» Work required
Copy every line of the data that contains the string "this".
__________________________________________________
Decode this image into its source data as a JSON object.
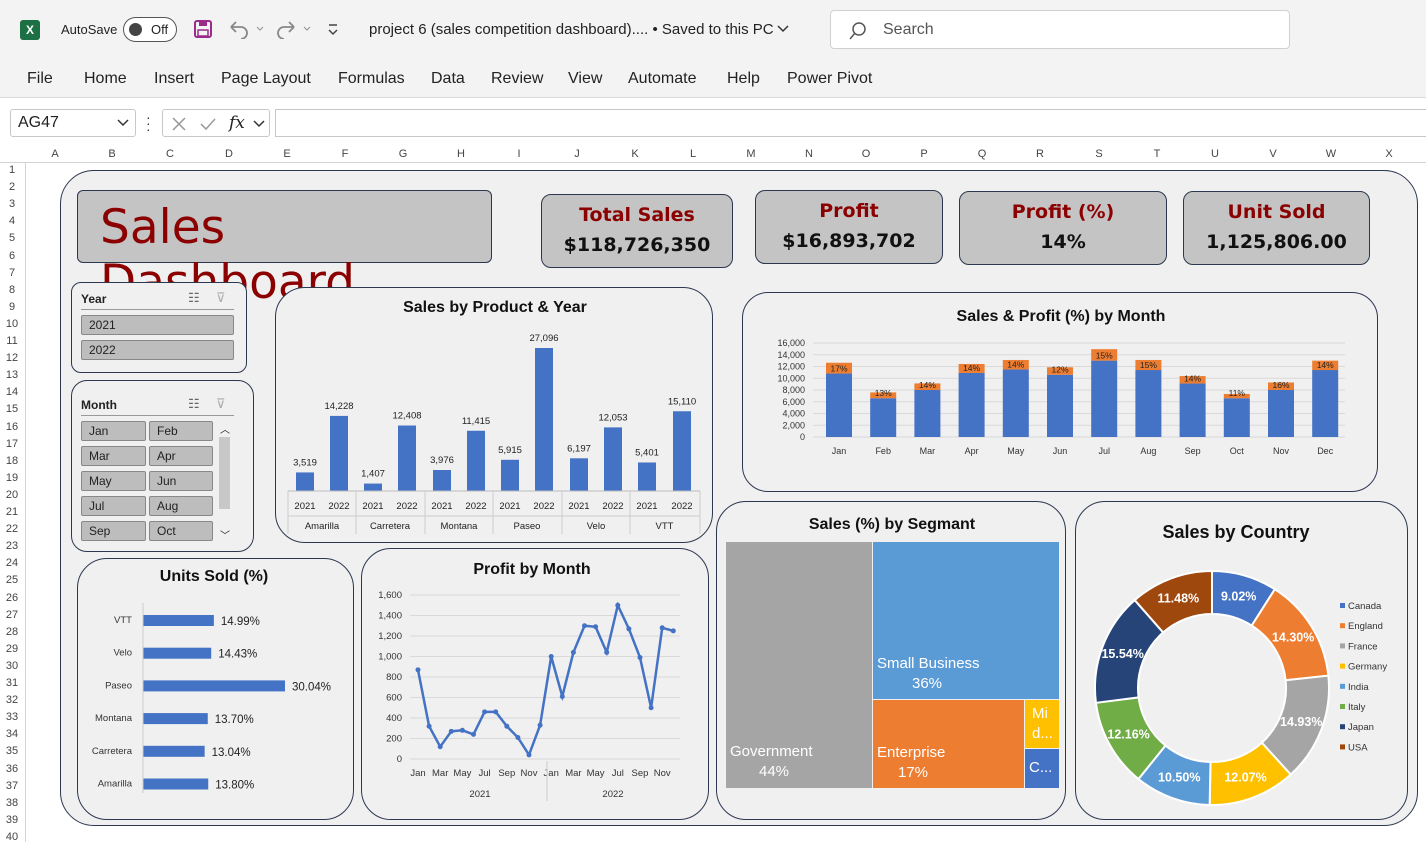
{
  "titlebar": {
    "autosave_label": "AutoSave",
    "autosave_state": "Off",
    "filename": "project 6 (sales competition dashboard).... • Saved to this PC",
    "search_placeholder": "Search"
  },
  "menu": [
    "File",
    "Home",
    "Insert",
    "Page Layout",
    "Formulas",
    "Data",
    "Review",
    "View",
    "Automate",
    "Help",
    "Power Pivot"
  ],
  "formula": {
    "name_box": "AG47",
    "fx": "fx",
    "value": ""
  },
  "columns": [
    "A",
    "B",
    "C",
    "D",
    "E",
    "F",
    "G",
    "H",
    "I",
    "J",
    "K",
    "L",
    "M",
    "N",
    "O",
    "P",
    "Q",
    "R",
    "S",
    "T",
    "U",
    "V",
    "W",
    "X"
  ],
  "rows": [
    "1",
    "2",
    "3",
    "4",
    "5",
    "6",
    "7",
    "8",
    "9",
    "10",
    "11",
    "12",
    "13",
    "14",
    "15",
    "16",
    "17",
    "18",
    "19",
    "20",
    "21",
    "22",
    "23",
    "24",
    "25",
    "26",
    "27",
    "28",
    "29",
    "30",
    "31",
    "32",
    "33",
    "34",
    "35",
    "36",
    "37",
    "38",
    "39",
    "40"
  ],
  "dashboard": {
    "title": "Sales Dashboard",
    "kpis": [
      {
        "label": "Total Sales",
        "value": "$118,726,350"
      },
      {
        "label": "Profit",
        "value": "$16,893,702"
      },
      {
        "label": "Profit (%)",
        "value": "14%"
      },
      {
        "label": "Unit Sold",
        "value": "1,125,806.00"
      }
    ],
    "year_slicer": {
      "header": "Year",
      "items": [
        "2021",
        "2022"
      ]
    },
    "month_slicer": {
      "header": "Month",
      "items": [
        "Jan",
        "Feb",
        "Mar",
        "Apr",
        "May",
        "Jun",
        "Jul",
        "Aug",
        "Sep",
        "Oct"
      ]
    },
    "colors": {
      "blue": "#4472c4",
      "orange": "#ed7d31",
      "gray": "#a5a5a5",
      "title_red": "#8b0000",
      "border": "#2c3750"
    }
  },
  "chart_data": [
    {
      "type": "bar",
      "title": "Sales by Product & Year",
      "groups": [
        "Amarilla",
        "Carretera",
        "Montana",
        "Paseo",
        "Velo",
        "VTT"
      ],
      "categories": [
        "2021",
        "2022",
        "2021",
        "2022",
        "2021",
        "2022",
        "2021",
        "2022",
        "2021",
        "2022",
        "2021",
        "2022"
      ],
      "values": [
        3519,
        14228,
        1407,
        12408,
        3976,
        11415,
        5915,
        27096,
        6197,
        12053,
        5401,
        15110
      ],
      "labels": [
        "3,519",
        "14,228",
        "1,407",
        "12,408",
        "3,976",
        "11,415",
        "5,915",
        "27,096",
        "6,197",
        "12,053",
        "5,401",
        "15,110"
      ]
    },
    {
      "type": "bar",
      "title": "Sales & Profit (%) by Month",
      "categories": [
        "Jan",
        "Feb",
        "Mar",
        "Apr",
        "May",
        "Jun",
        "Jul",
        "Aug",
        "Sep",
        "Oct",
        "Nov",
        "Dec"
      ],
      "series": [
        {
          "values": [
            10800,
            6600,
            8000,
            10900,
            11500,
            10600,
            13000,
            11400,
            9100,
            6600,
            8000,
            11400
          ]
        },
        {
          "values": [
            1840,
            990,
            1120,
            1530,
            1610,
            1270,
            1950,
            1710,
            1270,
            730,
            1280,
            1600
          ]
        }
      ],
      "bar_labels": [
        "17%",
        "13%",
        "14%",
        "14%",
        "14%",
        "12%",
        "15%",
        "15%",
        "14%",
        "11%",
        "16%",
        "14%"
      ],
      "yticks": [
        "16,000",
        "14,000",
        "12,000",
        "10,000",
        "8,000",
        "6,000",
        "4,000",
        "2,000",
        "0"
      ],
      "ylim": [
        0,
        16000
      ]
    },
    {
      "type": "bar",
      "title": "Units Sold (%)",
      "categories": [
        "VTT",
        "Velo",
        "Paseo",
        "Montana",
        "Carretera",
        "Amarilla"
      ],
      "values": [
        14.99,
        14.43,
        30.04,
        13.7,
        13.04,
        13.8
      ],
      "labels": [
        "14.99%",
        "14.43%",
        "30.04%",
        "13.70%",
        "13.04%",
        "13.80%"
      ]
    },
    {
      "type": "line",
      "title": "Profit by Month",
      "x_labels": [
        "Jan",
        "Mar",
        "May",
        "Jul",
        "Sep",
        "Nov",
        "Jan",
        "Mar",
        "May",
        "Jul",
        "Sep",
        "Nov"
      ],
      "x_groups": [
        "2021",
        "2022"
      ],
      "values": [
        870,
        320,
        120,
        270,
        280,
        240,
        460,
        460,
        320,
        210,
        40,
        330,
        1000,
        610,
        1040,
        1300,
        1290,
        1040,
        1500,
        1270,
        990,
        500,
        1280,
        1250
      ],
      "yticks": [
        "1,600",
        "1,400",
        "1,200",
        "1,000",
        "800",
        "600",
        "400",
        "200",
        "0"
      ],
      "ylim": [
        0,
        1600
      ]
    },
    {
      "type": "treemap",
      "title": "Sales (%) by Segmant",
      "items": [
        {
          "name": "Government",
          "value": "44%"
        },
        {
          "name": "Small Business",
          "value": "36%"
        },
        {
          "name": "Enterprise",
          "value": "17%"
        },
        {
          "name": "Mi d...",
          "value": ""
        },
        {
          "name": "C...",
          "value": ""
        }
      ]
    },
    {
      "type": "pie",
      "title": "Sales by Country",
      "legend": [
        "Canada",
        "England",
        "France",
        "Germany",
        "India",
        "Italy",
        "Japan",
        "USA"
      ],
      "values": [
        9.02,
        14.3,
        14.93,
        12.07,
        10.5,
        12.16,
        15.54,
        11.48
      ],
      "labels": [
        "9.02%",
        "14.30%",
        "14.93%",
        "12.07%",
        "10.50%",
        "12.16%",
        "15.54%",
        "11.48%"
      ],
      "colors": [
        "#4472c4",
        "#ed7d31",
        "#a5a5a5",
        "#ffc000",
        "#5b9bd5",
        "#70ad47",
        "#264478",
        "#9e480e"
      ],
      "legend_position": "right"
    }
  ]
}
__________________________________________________
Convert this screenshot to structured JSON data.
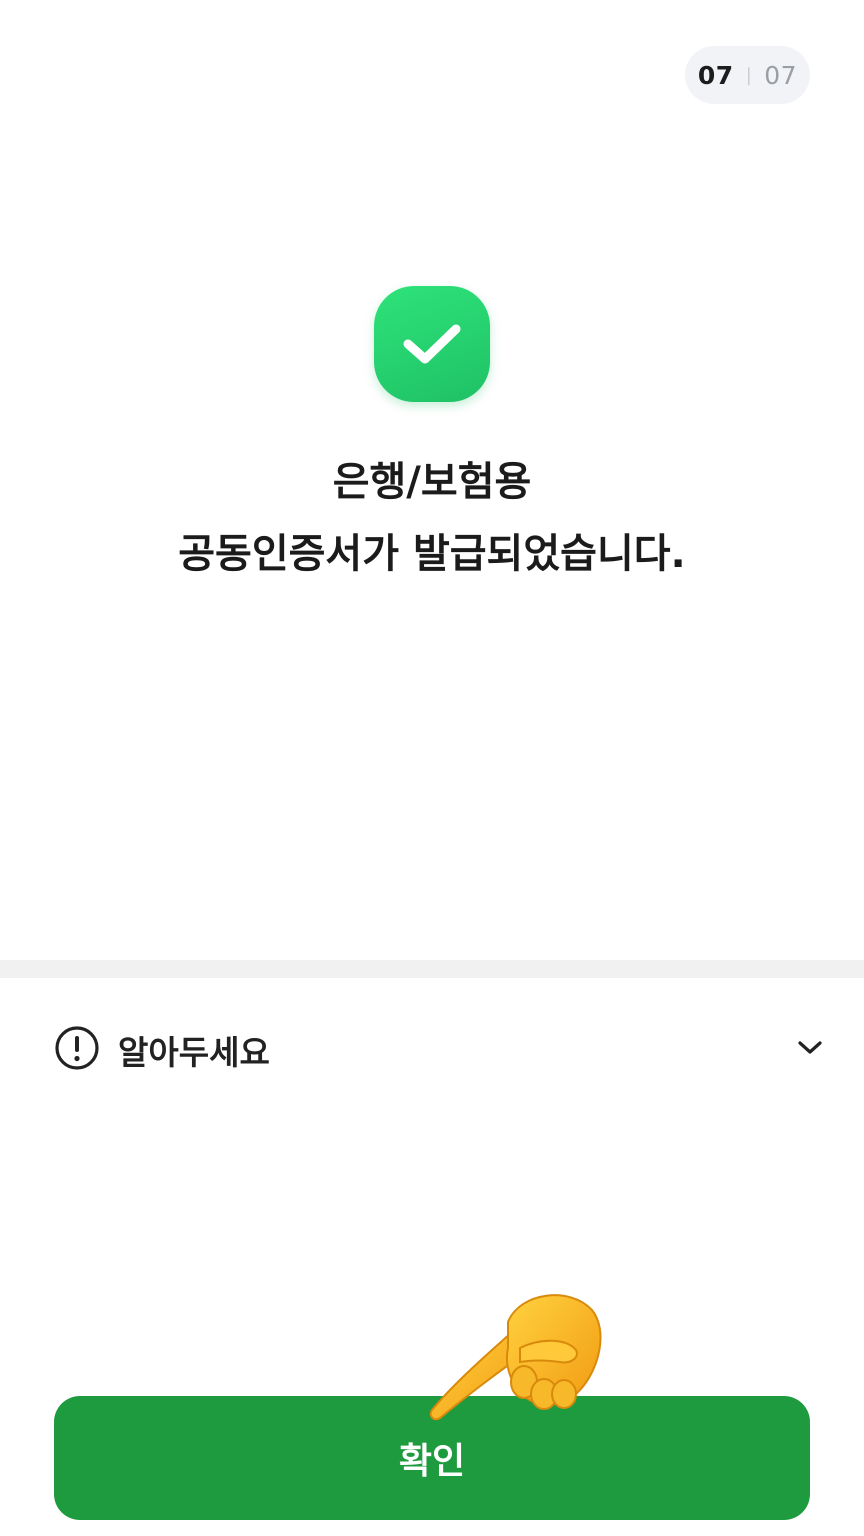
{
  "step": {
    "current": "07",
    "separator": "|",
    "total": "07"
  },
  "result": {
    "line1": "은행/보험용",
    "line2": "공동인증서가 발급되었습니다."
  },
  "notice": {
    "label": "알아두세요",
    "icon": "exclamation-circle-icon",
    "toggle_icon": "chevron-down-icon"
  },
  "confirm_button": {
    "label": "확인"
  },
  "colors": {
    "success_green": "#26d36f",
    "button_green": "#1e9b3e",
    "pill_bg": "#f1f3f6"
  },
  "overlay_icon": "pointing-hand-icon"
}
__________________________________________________
» Written response
Decode this image into its source data as a JSON object.
    "filename": "project 6 (sales competition dashboard).... • Saved to this PC",
Convert this screenshot to structured JSON data.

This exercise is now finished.